Substituting with we obtain:
We can show that is a slowly varying function that implies is a regularly varying function.
Let us study the following limit:
When we have , is a slowly varying function, since applying de l’Hôpital theorem to (16) we get:
Concluding we can say that in case the criterion one in Benaim and Friz (2008) is satisfied for .
The study of the left tail behavior follows the same steps as above.
In the CTS distribution and influence both higher moments and tail behavior. The singularities in Theorem 3 are helpful in describing the asymptotic behavior of the MixedTS tails based on the result:
From point 1 in Theorem 3 we get for the MixedTS the same asymptotic tail behavior as in the CTS, i.e. exponentially decaying, while in the other points of Theorem 3 the ’s satisfy the additional condition . Singularities in point 2 and 3 describe respectively right and left asymptotic tail behavior. In point 4 asymptotic of both tails are deduced. The scale parameter of the mixing r.v. allows us to have more flexibility in capturing tails once skewness and kurtosis, which depend on and , are computed. Consider for example point 2 where that implies, for fixed , from where we deduce that a higher weight is given to the right tail of the MixedTS than in the CTS case.
We conclude this section by investigating numerically the implications of Proposition 4. Results on the behavior of tails can be used for the identification of and in (11) and in (12). Indeed, for , we have:
while, for , we obtain:
Figure 1 refers to the behavior of and of for the MixedTS- with parameters , , , and .
Considering relations in (19) and in (20), we estimate and as the slope of two linear regressions following four steps: Given a sample composed by observations, we determine the empirical cumulative distribution function . Then we determine and as the empirical quantiles at level and , i.e.:
The set [, , ,] refers to the sorted values from the smallest to the largest .
We introduce the sets and defined as:
We use the elements in the set to estimate as the slope of the linear regression:
while the elements in the set are used for the estimation of the coefficient as the slope of the following regression:
where is an error term.

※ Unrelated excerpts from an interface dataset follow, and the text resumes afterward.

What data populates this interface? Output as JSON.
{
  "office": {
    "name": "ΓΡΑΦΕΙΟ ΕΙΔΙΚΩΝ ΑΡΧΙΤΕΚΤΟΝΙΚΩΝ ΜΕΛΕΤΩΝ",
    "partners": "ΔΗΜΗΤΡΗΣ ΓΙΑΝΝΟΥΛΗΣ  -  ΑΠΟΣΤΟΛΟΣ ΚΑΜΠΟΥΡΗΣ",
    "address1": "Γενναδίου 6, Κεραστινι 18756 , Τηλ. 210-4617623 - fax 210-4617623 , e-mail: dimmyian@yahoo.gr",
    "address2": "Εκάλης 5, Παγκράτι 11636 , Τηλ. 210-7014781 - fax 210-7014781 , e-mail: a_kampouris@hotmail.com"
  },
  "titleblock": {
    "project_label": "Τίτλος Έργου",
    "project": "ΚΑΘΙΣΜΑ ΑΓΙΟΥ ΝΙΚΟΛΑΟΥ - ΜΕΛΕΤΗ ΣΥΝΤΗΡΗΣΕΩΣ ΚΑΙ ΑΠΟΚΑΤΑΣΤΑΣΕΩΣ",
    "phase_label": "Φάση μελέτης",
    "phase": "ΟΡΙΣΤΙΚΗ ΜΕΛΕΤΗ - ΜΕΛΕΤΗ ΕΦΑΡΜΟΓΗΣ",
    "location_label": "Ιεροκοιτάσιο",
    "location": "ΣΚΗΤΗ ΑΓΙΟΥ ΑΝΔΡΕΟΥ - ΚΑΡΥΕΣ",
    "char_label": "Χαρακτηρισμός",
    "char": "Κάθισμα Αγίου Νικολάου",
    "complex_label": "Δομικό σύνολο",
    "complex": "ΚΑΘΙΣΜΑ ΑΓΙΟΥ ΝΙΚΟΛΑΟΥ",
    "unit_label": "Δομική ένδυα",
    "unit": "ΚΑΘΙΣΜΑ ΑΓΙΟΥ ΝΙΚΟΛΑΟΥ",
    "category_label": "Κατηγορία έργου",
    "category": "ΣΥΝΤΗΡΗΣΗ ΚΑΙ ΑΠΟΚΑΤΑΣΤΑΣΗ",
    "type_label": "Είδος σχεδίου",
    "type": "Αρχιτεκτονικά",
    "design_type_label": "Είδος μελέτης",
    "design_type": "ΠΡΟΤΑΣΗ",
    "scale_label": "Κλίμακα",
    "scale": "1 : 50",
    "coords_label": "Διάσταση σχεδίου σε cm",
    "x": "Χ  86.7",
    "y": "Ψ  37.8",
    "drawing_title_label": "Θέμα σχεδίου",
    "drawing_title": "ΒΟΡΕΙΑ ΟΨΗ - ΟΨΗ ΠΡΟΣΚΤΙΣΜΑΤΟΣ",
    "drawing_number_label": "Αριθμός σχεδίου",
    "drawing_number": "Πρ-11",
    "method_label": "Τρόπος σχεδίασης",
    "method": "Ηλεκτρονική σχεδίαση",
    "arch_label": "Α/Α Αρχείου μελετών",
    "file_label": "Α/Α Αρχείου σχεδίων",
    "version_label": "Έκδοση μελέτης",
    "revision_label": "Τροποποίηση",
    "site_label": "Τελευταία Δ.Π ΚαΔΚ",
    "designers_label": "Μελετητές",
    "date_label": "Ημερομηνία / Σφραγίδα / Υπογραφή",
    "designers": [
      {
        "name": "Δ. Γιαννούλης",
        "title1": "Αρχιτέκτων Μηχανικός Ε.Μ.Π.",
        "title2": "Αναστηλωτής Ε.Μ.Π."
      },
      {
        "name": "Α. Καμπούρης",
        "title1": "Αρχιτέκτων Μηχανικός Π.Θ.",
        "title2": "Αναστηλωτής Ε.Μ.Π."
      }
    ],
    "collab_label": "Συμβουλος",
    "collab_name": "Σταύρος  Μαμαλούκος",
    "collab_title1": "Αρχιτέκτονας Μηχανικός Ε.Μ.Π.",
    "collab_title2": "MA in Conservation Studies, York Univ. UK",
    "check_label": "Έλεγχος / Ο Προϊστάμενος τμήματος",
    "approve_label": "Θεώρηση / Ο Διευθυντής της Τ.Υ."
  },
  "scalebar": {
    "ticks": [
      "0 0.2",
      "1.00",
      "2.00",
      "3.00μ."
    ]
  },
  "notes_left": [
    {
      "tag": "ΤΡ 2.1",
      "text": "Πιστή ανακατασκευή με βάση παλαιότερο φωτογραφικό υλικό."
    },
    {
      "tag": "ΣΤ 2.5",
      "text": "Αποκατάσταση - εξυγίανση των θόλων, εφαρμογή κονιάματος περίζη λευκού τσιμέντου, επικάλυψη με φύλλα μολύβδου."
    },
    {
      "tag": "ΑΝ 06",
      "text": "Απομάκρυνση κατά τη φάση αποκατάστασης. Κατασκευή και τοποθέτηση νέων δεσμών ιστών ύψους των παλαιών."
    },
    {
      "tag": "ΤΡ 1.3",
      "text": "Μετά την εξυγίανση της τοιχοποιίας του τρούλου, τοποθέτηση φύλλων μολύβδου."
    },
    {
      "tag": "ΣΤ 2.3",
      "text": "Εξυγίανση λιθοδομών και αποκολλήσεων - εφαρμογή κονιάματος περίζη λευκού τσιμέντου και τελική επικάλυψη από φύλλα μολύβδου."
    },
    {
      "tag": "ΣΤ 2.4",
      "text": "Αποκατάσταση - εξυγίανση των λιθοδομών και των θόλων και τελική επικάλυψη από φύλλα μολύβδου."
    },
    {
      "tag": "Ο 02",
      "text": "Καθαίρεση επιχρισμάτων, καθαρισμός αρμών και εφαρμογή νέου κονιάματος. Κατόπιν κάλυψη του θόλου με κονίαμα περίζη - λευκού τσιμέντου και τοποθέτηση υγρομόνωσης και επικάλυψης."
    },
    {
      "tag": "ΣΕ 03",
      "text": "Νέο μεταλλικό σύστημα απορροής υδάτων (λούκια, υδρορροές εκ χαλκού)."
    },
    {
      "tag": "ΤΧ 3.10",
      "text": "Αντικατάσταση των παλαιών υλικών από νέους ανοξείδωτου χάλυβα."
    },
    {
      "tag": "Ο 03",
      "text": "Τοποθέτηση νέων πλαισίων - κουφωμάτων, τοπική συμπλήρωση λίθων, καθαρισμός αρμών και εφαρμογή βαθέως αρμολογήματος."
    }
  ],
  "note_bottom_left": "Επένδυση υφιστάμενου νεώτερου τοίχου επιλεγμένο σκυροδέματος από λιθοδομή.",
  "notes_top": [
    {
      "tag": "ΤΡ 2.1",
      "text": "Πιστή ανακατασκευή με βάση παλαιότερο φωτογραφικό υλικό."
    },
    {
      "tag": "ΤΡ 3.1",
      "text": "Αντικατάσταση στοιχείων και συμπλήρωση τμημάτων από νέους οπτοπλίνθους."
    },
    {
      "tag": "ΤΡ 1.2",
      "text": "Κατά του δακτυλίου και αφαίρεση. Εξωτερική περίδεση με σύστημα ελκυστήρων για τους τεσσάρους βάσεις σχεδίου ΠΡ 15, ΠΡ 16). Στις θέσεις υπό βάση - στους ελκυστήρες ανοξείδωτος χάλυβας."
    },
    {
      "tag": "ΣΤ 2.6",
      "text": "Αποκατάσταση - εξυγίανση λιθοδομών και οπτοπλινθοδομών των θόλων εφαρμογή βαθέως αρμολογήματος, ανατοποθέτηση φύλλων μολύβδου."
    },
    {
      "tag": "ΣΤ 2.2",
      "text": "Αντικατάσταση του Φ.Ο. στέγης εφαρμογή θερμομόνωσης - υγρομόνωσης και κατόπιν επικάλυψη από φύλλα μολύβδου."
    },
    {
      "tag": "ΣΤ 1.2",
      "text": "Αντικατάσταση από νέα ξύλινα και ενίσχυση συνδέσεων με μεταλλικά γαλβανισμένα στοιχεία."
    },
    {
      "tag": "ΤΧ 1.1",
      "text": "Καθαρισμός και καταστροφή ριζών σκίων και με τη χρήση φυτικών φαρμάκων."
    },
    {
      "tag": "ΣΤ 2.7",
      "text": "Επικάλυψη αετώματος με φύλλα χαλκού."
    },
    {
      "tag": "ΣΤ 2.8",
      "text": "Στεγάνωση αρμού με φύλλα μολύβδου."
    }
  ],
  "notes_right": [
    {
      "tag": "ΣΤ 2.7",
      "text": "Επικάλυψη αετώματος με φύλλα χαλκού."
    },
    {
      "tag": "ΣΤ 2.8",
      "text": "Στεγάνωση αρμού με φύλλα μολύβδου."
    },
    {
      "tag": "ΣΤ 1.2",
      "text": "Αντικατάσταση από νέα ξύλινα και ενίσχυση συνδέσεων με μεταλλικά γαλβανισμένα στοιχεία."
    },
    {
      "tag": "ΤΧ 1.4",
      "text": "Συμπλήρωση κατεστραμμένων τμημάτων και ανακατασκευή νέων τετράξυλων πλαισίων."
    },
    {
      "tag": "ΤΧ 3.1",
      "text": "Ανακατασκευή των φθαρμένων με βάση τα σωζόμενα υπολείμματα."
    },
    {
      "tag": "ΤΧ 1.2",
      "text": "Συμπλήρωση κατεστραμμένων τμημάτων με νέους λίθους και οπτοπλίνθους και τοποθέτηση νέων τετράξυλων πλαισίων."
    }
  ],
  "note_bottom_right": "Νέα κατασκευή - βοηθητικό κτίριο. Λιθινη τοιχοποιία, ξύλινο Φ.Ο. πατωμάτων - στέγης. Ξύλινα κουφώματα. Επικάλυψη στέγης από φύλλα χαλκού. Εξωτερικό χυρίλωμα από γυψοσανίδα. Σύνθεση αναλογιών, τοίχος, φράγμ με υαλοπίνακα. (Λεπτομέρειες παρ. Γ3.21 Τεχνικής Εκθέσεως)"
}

In Figure 2 we show the behavior of the estimated and for varying if true values are and . This result is useful in estimation of a MixedTS- since it can be used as a constraint in the optimization routine when we require the empirical and to be equal to the corresponding counterpart.
2.3 MixedTS Lévy process
Suppose is an infinitely divisible distribution on with cumulant function .
Then there is a convolution semigroup of probability measures on
and a Lévy process such that for and .
In Rroji and Mercuri (2015) it is shown that the distribution is infinitely divisible. According to the general theory, see for example Prop.3.1, p.69 in Cont and Tankov (2004), there exists a Lévy process such that . We have
thus if is with mixing distribution , then is with mixing distribution . In the case is with mixing distribution then is with mixing distribution , since implies .
A Lévy process such that is called the Lévy process.
The Lévy process is first of all a Lévy process, thus it starts at zero and has independent and stationary increments, and we have for
For example with gamma mixing
We conclude this section by showing how to determine the